### TASK INSTRUCTIONS
Restate the data word for word and leave the images out.

THE INPUT section start

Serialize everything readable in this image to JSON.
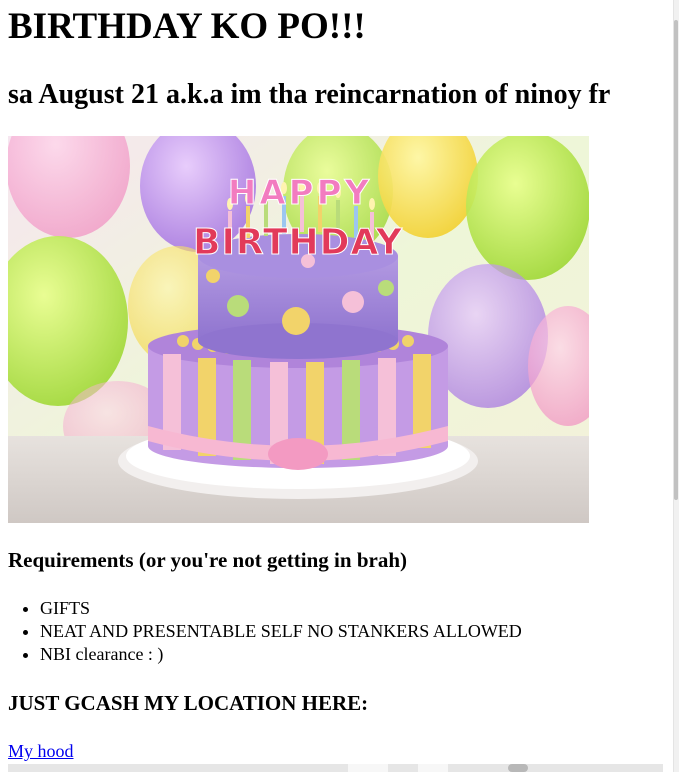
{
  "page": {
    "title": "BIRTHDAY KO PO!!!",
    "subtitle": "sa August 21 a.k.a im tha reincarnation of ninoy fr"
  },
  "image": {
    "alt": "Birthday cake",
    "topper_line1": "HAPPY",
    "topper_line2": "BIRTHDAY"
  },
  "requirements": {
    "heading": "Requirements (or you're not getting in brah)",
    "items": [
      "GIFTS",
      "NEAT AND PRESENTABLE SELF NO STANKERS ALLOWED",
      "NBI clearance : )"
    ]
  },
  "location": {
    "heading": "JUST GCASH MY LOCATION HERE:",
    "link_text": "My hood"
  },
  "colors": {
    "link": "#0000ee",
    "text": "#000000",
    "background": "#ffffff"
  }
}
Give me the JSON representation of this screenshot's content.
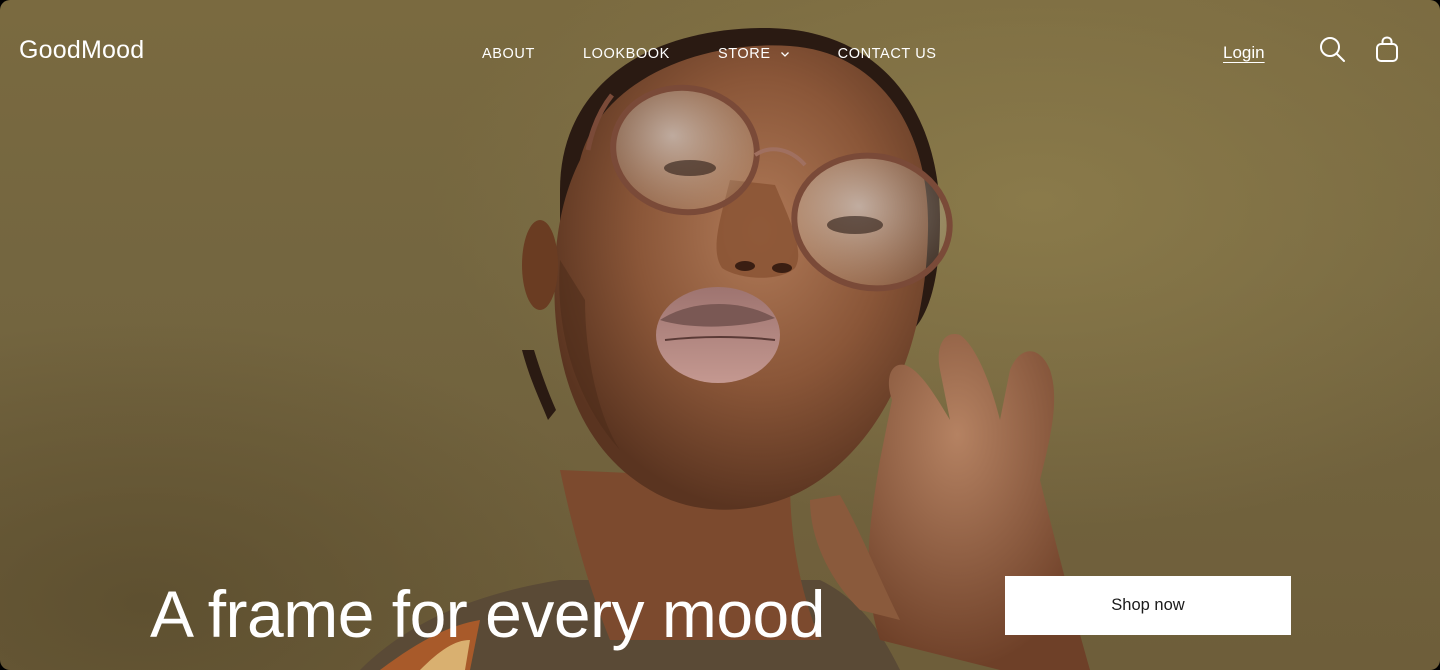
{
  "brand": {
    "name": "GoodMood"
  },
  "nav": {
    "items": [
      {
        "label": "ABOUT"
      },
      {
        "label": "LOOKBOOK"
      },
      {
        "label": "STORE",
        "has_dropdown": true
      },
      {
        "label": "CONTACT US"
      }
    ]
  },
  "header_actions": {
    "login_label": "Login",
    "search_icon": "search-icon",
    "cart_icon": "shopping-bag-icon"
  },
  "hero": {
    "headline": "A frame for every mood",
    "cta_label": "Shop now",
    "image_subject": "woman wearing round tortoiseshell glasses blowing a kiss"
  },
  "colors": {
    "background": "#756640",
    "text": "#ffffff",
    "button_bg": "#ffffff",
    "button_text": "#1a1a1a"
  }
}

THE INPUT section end

### RESPONSE BOX
Serialize everything readable in this image to JSON.
{
  "page": {
    "title": "BIRTHDAY KO PO!!!",
    "subtitle": "sa August 21 a.k.a im tha reincarnation of ninoy fr"
  },
  "image": {
    "alt": "Birthday cake",
    "topper_line1": "HAPPY",
    "topper_line2": "BIRTHDAY"
  },
  "requirements": {
    "heading": "Requirements (or you're not getting in brah)",
    "items": [
      "GIFTS",
      "NEAT AND PRESENTABLE SELF NO STANKERS ALLOWED",
      "NBI clearance : )"
    ]
  },
  "location": {
    "heading": "JUST GCASH MY LOCATION HERE:",
    "link_text": "My hood"
  },
  "colors": {
    "link": "#0000ee",
    "text": "#000000",
    "background": "#ffffff"
  }
}
Give me the JSON representation of this screenshot's content.
{
  "brand": {
    "name": "GoodMood"
  },
  "nav": {
    "items": [
      {
        "label": "ABOUT"
      },
      {
        "label": "LOOKBOOK"
      },
      {
        "label": "STORE",
        "has_dropdown": true
      },
      {
        "label": "CONTACT US"
      }
    ]
  },
  "header_actions": {
    "login_label": "Login",
    "search_icon": "search-icon",
    "cart_icon": "shopping-bag-icon"
  },
  "hero": {
    "headline": "A frame for every mood",
    "cta_label": "Shop now",
    "image_subject": "woman wearing round tortoiseshell glasses blowing a kiss"
  },
  "colors": {
    "background": "#756640",
    "text": "#ffffff",
    "button_bg": "#ffffff",
    "button_text": "#1a1a1a"
  }
}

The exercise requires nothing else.